The Sensory Access in Higher Education. Guidance report 2009.ECU London provides some useful decisions that may help management make access to areas on the campus easier to achieve.  But for those teaching STEM subjects there may be specific issues affecting access to science laboratories, field trips and other test situations. 

The Geography Network have provided some useful pointers:

Lectures and laboratories

An essential component of the fieldwork experience are the lectures and laboratory sessions that precede, accompany and follow the study activities in the field. Among the things you can do to make lectures more accessible to visually impaired students are:

  • Ensure that full advance notice is given and that physical access to the lecture or lab venue is easy.

  • Ensure that visual aids used in a lecture or presentation are either directly accessible (e.g. large text format) or that some alternative is made available (e.g. in digital format on a floppy disk, or on a Web site).

  • Describe the contents of any visual material (e.g. table, graph, map) displayed on screen or board.

  • Pace the presentation so that visually impaired students can keep up in terms of (say) braille or PC note-taking.

  • Use a digital recorder to record the lecture, which they can transcribe at their leisure later — remind staff to reserve a front-row seat if a visually impaired student requests one.

  • Use a braille typewriter or laptop computer to take notes.

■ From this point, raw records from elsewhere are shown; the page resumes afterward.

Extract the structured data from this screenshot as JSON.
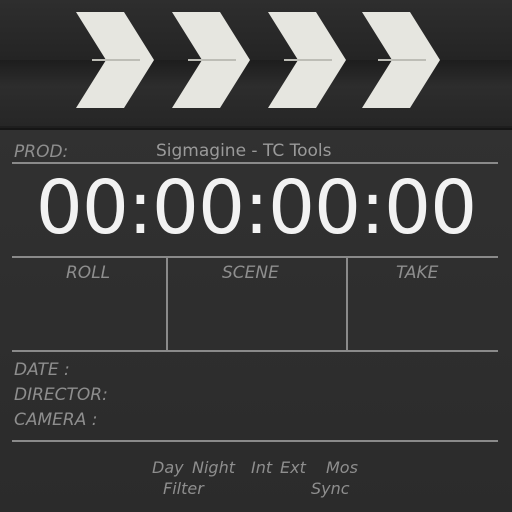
{
  "header": {
    "prod_label": "PROD:",
    "prod_value": "Sigmagine - TC Tools"
  },
  "timecode": "00:00:00:00",
  "columns": {
    "roll": "ROLL",
    "scene": "SCENE",
    "take": "TAKE"
  },
  "info": {
    "date_label": "DATE :",
    "director_label": "DIRECTOR:",
    "camera_label": "CAMERA :"
  },
  "options": {
    "day": "Day",
    "night": "Night",
    "int": "Int",
    "ext": "Ext",
    "mos": "Mos",
    "filter": "Filter",
    "sync": "Sync"
  },
  "icons": {
    "chevron": "chevron-right-icon"
  }
}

  • Use a peer note-taker — i.e. a student who will share their class notes with them. (The university disability unit may be able to provide free carbon paper to student helpers to provide this service for visually impaired students in their class.)

  • Bring their guide dog into class rooms (if they have one) — allocate a suitable seat so that the dog is not in other students' way. (This is especially important in laboratories, where the possibility of accidents may be greater.)

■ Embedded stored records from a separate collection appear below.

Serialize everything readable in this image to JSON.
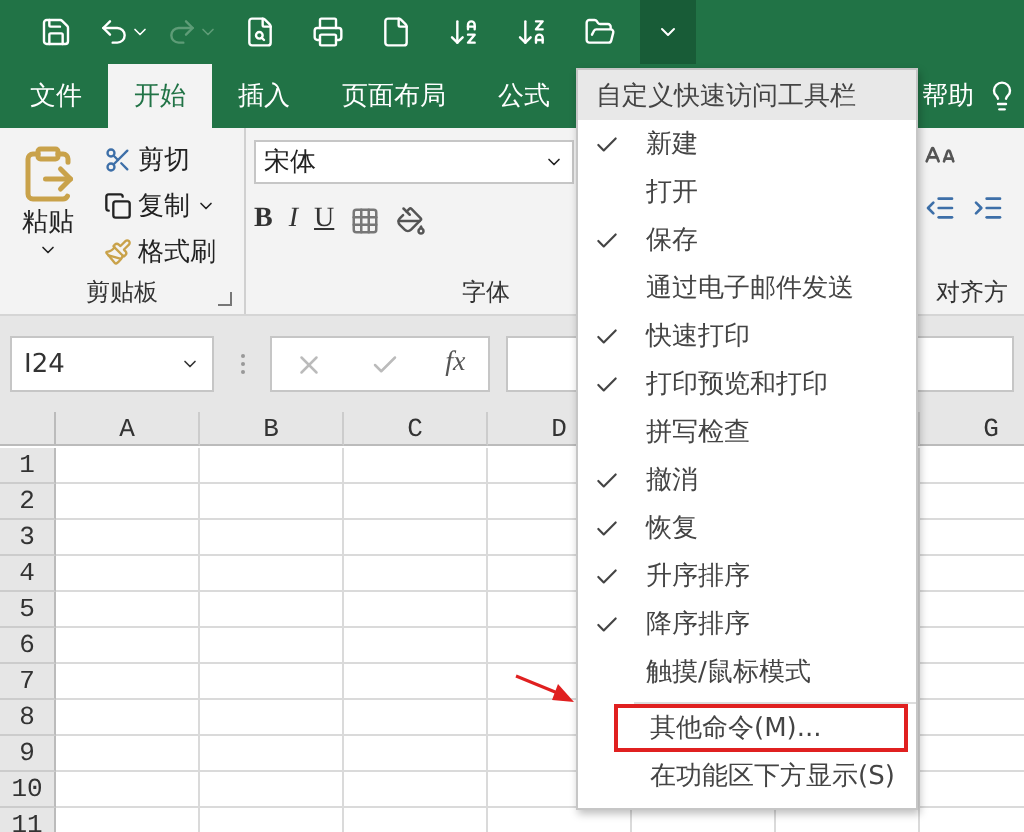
{
  "quick_access": {
    "redo_enabled": false,
    "customize_open": true
  },
  "tabs": [
    {
      "label": "文件",
      "selected": false
    },
    {
      "label": "开始",
      "selected": true
    },
    {
      "label": "插入",
      "selected": false
    },
    {
      "label": "页面布局",
      "selected": false
    },
    {
      "label": "公式",
      "selected": false
    }
  ],
  "tabs_right": [
    {
      "label": "帮助",
      "selected": false
    }
  ],
  "clipboard": {
    "paste": "粘贴",
    "cut": "剪切",
    "copy": "复制",
    "format_painter": "格式刷",
    "label": "剪贴板"
  },
  "font": {
    "name": "宋体",
    "bold": "B",
    "italic": "I",
    "underline": "U",
    "label": "字体"
  },
  "alignment": {
    "label": "对齐方"
  },
  "name_box": "I24",
  "formula_fx": "fx",
  "columns_left": [
    "A",
    "B",
    "C",
    "D"
  ],
  "columns_right": [
    "G"
  ],
  "rows": [
    "1",
    "2",
    "3",
    "4",
    "5",
    "6",
    "7",
    "8",
    "9",
    "10",
    "11"
  ],
  "menu": {
    "title": "自定义快速访问工具栏",
    "items": [
      {
        "label": "新建",
        "checked": true
      },
      {
        "label": "打开",
        "checked": false
      },
      {
        "label": "保存",
        "checked": true
      },
      {
        "label": "通过电子邮件发送",
        "checked": false
      },
      {
        "label": "快速打印",
        "checked": true
      },
      {
        "label": "打印预览和打印",
        "checked": true
      },
      {
        "label": "拼写检查",
        "checked": false
      },
      {
        "label": "撤消",
        "checked": true
      },
      {
        "label": "恢复",
        "checked": true
      },
      {
        "label": "升序排序",
        "checked": true
      },
      {
        "label": "降序排序",
        "checked": true
      },
      {
        "label": "触摸/鼠标模式",
        "checked": false
      }
    ],
    "footer_items": [
      {
        "label": "其他命令(M)...",
        "annotated": true
      },
      {
        "label": "在功能区下方显示(S)",
        "annotated": false
      }
    ]
  }
}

For laboratory work, the following additional issues are also important:

  • Provide suitable additional task lighting for non-blind visually impaired students.

  • Ensure that appropriate safety procedures are in place, and that visually impaired students have been trained in their observance. (See your local health and safety representative for professional advice on the use of laboratories by visually impaired students.)